PROBLEM DESCRIPTION »
Output the entries as they appear, skipping images.

THE INPUT »
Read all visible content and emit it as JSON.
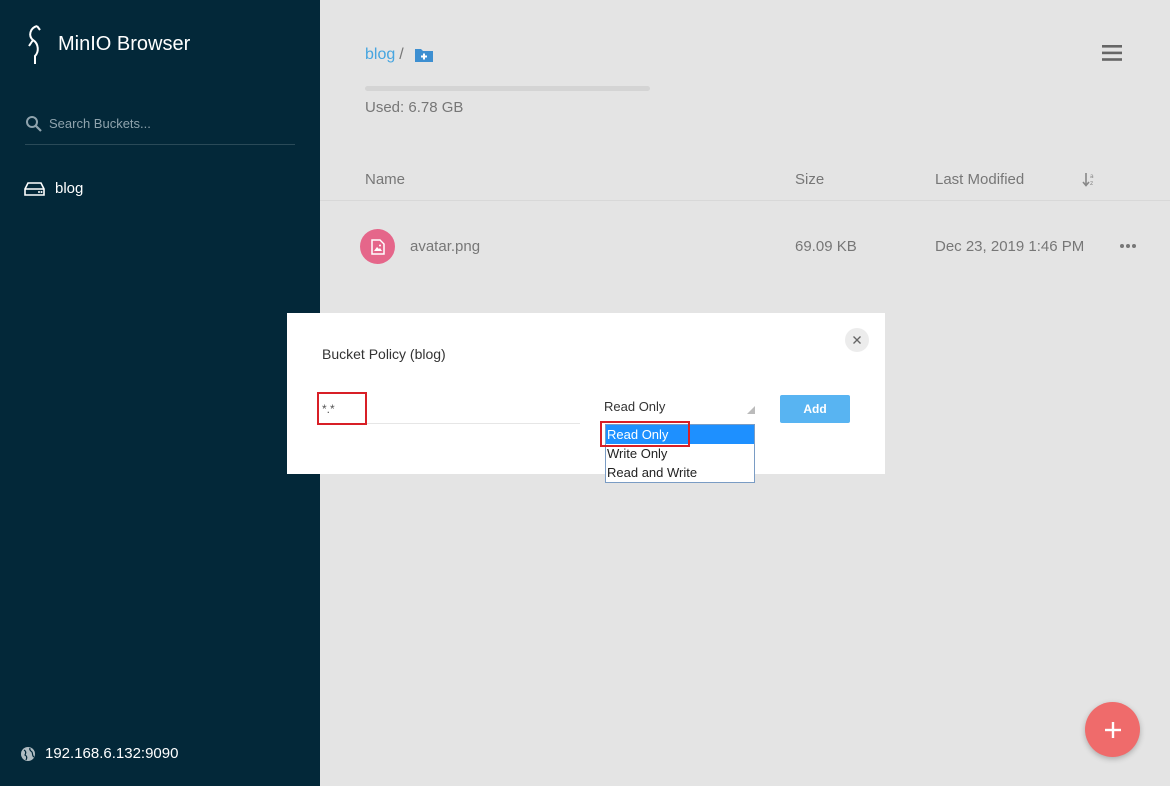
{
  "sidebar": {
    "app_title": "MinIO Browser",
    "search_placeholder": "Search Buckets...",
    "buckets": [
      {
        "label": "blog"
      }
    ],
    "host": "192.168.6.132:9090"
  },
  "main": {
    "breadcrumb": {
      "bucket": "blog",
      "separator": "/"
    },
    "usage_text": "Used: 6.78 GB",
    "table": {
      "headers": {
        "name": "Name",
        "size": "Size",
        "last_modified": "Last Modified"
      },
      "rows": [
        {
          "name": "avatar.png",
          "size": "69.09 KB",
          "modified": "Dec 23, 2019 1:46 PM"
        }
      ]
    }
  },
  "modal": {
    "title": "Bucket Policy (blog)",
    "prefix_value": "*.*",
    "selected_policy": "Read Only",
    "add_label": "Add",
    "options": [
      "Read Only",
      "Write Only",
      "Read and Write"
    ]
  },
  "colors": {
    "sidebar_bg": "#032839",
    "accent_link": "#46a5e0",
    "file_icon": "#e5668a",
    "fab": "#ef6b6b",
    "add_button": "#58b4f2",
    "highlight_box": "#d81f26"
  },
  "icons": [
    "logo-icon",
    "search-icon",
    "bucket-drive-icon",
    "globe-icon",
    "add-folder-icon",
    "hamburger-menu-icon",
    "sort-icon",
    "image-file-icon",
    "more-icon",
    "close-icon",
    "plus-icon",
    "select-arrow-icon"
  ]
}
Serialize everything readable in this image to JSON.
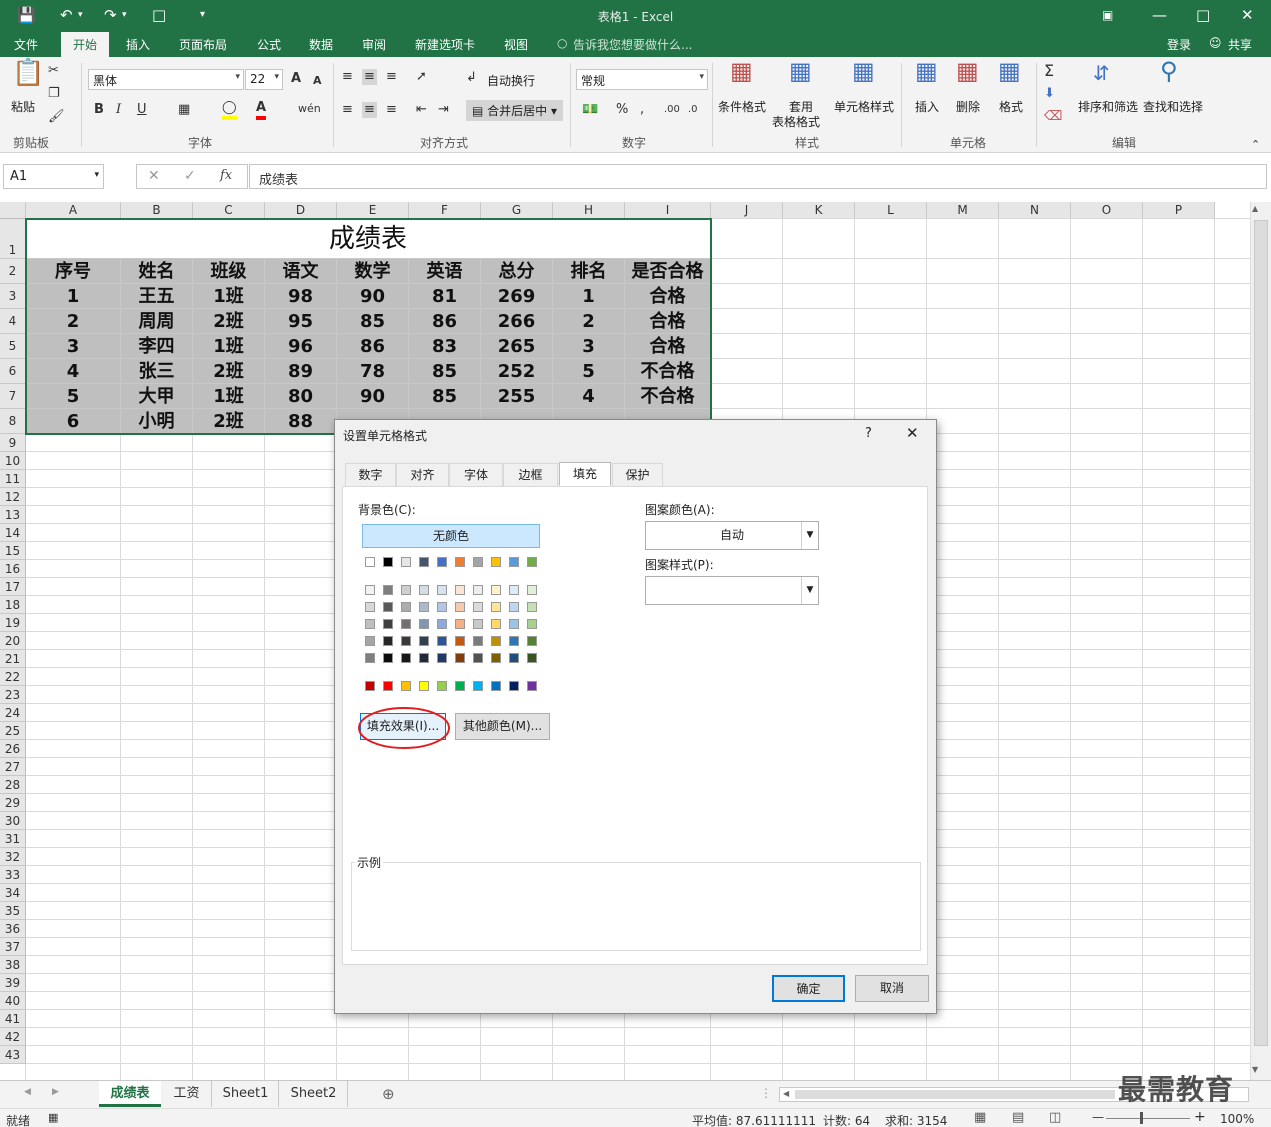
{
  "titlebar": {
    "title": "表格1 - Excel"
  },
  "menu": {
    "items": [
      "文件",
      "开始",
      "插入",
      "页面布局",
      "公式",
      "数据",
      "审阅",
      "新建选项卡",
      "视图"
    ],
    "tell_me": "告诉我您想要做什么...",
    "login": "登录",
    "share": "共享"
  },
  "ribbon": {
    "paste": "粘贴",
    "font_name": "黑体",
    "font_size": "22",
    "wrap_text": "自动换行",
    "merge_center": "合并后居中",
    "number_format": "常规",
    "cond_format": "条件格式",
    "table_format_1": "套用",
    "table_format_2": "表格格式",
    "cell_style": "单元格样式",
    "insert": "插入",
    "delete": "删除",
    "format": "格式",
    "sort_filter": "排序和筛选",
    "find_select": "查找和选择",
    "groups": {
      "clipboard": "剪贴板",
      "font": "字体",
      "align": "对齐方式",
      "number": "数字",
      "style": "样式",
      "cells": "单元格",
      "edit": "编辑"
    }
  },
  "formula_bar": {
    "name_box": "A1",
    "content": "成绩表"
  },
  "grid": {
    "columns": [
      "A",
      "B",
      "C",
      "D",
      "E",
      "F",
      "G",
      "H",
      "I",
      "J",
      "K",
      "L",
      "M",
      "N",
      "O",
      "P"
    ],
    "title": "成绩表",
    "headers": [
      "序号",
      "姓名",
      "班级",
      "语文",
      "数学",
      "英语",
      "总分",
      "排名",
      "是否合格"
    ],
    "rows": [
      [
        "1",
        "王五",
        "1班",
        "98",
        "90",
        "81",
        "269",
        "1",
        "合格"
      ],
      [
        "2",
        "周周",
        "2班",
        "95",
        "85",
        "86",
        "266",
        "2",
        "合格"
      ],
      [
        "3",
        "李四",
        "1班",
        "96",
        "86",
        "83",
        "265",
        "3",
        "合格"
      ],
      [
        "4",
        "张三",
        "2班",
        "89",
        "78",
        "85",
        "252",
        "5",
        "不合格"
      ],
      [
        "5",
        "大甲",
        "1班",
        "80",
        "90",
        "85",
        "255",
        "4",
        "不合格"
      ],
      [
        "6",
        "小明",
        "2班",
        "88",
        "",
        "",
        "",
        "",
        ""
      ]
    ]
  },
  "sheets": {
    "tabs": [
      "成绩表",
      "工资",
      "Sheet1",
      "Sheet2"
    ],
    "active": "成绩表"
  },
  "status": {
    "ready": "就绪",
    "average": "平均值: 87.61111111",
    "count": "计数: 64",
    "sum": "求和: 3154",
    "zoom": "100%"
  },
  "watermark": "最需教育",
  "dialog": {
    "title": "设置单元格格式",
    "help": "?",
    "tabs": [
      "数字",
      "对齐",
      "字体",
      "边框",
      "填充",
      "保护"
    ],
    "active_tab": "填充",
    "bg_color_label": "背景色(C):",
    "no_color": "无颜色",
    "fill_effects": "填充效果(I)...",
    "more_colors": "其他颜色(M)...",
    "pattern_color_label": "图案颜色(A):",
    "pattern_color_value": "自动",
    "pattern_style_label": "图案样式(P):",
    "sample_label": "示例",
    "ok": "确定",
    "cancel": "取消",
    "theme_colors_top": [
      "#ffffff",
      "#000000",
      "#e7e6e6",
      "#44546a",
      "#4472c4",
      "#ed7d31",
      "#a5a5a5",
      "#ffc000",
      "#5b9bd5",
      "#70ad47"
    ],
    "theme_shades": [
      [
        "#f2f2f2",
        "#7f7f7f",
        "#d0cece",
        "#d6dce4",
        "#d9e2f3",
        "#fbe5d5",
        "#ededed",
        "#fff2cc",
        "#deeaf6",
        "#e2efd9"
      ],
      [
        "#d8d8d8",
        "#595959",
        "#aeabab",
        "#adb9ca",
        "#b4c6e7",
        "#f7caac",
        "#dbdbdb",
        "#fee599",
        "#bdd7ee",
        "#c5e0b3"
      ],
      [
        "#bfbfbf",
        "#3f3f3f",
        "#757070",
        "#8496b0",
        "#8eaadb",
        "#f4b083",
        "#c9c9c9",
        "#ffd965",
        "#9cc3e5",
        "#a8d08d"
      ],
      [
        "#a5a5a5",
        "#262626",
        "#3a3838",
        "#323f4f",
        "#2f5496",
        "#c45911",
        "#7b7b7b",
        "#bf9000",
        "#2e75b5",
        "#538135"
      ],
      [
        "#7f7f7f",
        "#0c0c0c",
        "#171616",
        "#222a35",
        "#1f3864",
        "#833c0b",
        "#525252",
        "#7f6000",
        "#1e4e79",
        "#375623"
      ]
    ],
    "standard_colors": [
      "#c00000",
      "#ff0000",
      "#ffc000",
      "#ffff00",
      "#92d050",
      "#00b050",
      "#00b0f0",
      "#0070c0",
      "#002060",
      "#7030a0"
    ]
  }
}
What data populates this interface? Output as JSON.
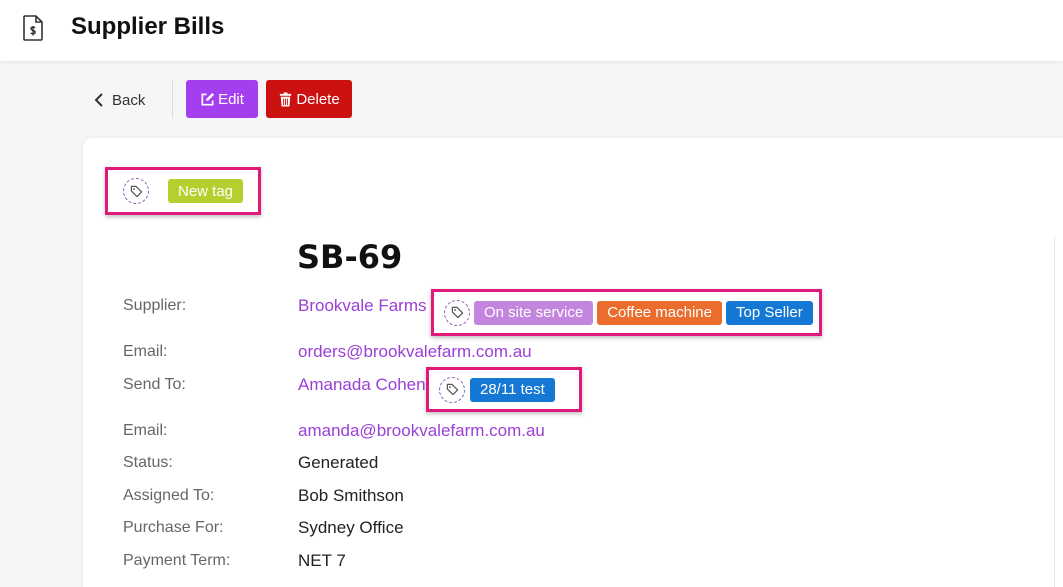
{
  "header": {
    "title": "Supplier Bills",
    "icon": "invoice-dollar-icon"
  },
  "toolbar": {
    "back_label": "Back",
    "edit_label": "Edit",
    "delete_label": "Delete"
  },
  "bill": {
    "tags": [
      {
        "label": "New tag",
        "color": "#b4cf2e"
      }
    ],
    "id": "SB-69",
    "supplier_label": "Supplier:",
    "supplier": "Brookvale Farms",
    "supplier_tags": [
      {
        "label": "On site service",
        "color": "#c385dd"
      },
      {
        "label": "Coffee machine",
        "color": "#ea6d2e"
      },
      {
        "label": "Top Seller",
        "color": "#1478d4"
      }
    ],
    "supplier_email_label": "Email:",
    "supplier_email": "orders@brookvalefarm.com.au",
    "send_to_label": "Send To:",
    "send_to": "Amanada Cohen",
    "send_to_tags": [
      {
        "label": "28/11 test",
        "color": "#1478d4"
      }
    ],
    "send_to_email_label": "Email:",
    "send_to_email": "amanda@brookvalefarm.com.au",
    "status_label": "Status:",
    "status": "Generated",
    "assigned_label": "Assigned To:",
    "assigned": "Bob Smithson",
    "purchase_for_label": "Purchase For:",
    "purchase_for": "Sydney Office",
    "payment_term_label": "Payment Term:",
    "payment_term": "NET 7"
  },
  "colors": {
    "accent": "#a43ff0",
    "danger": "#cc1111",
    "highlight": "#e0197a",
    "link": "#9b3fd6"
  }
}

REPLY »
Read all visible content and emit it as JSON.
{
  "sidebar": {
    "app_title": "MinIO Browser",
    "search_placeholder": "Search Buckets...",
    "buckets": [
      {
        "label": "blog"
      }
    ],
    "host": "192.168.6.132:9090"
  },
  "main": {
    "breadcrumb": {
      "bucket": "blog",
      "separator": "/"
    },
    "usage_text": "Used: 6.78 GB",
    "table": {
      "headers": {
        "name": "Name",
        "size": "Size",
        "last_modified": "Last Modified"
      },
      "rows": [
        {
          "name": "avatar.png",
          "size": "69.09 KB",
          "modified": "Dec 23, 2019 1:46 PM"
        }
      ]
    }
  },
  "modal": {
    "title": "Bucket Policy (blog)",
    "prefix_value": "*.*",
    "selected_policy": "Read Only",
    "add_label": "Add",
    "options": [
      "Read Only",
      "Write Only",
      "Read and Write"
    ]
  },
  "colors": {
    "sidebar_bg": "#032839",
    "accent_link": "#46a5e0",
    "file_icon": "#e5668a",
    "fab": "#ef6b6b",
    "add_button": "#58b4f2",
    "highlight_box": "#d81f26"
  },
  "icons": [
    "logo-icon",
    "search-icon",
    "bucket-drive-icon",
    "globe-icon",
    "add-folder-icon",
    "hamburger-menu-icon",
    "sort-icon",
    "image-file-icon",
    "more-icon",
    "close-icon",
    "plus-icon",
    "select-arrow-icon"
  ]
}
Serialize everything readable in this image to JSON.
{
  "titlebar": {
    "title": "表格1 - Excel"
  },
  "menu": {
    "items": [
      "文件",
      "开始",
      "插入",
      "页面布局",
      "公式",
      "数据",
      "审阅",
      "新建选项卡",
      "视图"
    ],
    "tell_me": "告诉我您想要做什么...",
    "login": "登录",
    "share": "共享"
  },
  "ribbon": {
    "paste": "粘贴",
    "font_name": "黑体",
    "font_size": "22",
    "wrap_text": "自动换行",
    "merge_center": "合并后居中",
    "number_format": "常规",
    "cond_format": "条件格式",
    "table_format_1": "套用",
    "table_format_2": "表格格式",
    "cell_style": "单元格样式",
    "insert": "插入",
    "delete": "删除",
    "format": "格式",
    "sort_filter": "排序和筛选",
    "find_select": "查找和选择",
    "groups": {
      "clipboard": "剪贴板",
      "font": "字体",
      "align": "对齐方式",
      "number": "数字",
      "style": "样式",
      "cells": "单元格",
      "edit": "编辑"
    }
  },
  "formula_bar": {
    "name_box": "A1",
    "content": "成绩表"
  },
  "grid": {
    "columns": [
      "A",
      "B",
      "C",
      "D",
      "E",
      "F",
      "G",
      "H",
      "I",
      "J",
      "K",
      "L",
      "M",
      "N",
      "O",
      "P"
    ],
    "title": "成绩表",
    "headers": [
      "序号",
      "姓名",
      "班级",
      "语文",
      "数学",
      "英语",
      "总分",
      "排名",
      "是否合格"
    ],
    "rows": [
      [
        "1",
        "王五",
        "1班",
        "98",
        "90",
        "81",
        "269",
        "1",
        "合格"
      ],
      [
        "2",
        "周周",
        "2班",
        "95",
        "85",
        "86",
        "266",
        "2",
        "合格"
      ],
      [
        "3",
        "李四",
        "1班",
        "96",
        "86",
        "83",
        "265",
        "3",
        "合格"
      ],
      [
        "4",
        "张三",
        "2班",
        "89",
        "78",
        "85",
        "252",
        "5",
        "不合格"
      ],
      [
        "5",
        "大甲",
        "1班",
        "80",
        "90",
        "85",
        "255",
        "4",
        "不合格"
      ],
      [
        "6",
        "小明",
        "2班",
        "88",
        "",
        "",
        "",
        "",
        ""
      ]
    ]
  },
  "sheets": {
    "tabs": [
      "成绩表",
      "工资",
      "Sheet1",
      "Sheet2"
    ],
    "active": "成绩表"
  },
  "status": {
    "ready": "就绪",
    "average": "平均值: 87.61111111",
    "count": "计数: 64",
    "sum": "求和: 3154",
    "zoom": "100%"
  },
  "watermark": "最需教育",
  "dialog": {
    "title": "设置单元格格式",
    "help": "?",
    "tabs": [
      "数字",
      "对齐",
      "字体",
      "边框",
      "填充",
      "保护"
    ],
    "active_tab": "填充",
    "bg_color_label": "背景色(C):",
    "no_color": "无颜色",
    "fill_effects": "填充效果(I)...",
    "more_colors": "其他颜色(M)...",
    "pattern_color_label": "图案颜色(A):",
    "pattern_color_value": "自动",
    "pattern_style_label": "图案样式(P):",
    "sample_label": "示例",
    "ok": "确定",
    "cancel": "取消",
    "theme_colors_top": [
      "#ffffff",
      "#000000",
      "#e7e6e6",
      "#44546a",
      "#4472c4",
      "#ed7d31",
      "#a5a5a5",
      "#ffc000",
      "#5b9bd5",
      "#70ad47"
    ],
    "theme_shades": [
      [
        "#f2f2f2",
        "#7f7f7f",
        "#d0cece",
        "#d6dce4",
        "#d9e2f3",
        "#fbe5d5",
        "#ededed",
        "#fff2cc",
        "#deeaf6",
        "#e2efd9"
      ],
      [
        "#d8d8d8",
        "#595959",
        "#aeabab",
        "#adb9ca",
        "#b4c6e7",
        "#f7caac",
        "#dbdbdb",
        "#fee599",
        "#bdd7ee",
        "#c5e0b3"
      ],
      [
        "#bfbfbf",
        "#3f3f3f",
        "#757070",
        "#8496b0",
        "#8eaadb",
        "#f4b083",
        "#c9c9c9",
        "#ffd965",
        "#9cc3e5",
        "#a8d08d"
      ],
      [
        "#a5a5a5",
        "#262626",
        "#3a3838",
        "#323f4f",
        "#2f5496",
        "#c45911",
        "#7b7b7b",
        "#bf9000",
        "#2e75b5",
        "#538135"
      ],
      [
        "#7f7f7f",
        "#0c0c0c",
        "#171616",
        "#222a35",
        "#1f3864",
        "#833c0b",
        "#525252",
        "#7f6000",
        "#1e4e79",
        "#375623"
      ]
    ],
    "standard_colors": [
      "#c00000",
      "#ff0000",
      "#ffc000",
      "#ffff00",
      "#92d050",
      "#00b050",
      "#00b0f0",
      "#0070c0",
      "#002060",
      "#7030a0"
    ]
  }
}
What data populates this interface? Output as JSON.
{
  "header": {
    "title": "Supplier Bills",
    "icon": "invoice-dollar-icon"
  },
  "toolbar": {
    "back_label": "Back",
    "edit_label": "Edit",
    "delete_label": "Delete"
  },
  "bill": {
    "tags": [
      {
        "label": "New tag",
        "color": "#b4cf2e"
      }
    ],
    "id": "SB-69",
    "supplier_label": "Supplier:",
    "supplier": "Brookvale Farms",
    "supplier_tags": [
      {
        "label": "On site service",
        "color": "#c385dd"
      },
      {
        "label": "Coffee machine",
        "color": "#ea6d2e"
      },
      {
        "label": "Top Seller",
        "color": "#1478d4"
      }
    ],
    "supplier_email_label": "Email:",
    "supplier_email": "orders@brookvalefarm.com.au",
    "send_to_label": "Send To:",
    "send_to": "Amanada Cohen",
    "send_to_tags": [
      {
        "label": "28/11 test",
        "color": "#1478d4"
      }
    ],
    "send_to_email_label": "Email:",
    "send_to_email": "amanda@brookvalefarm.com.au",
    "status_label": "Status:",
    "status": "Generated",
    "assigned_label": "Assigned To:",
    "assigned": "Bob Smithson",
    "purchase_for_label": "Purchase For:",
    "purchase_for": "Sydney Office",
    "payment_term_label": "Payment Term:",
    "payment_term": "NET 7"
  },
  "colors": {
    "accent": "#a43ff0",
    "danger": "#cc1111",
    "highlight": "#e0197a",
    "link": "#9b3fd6"
  }
}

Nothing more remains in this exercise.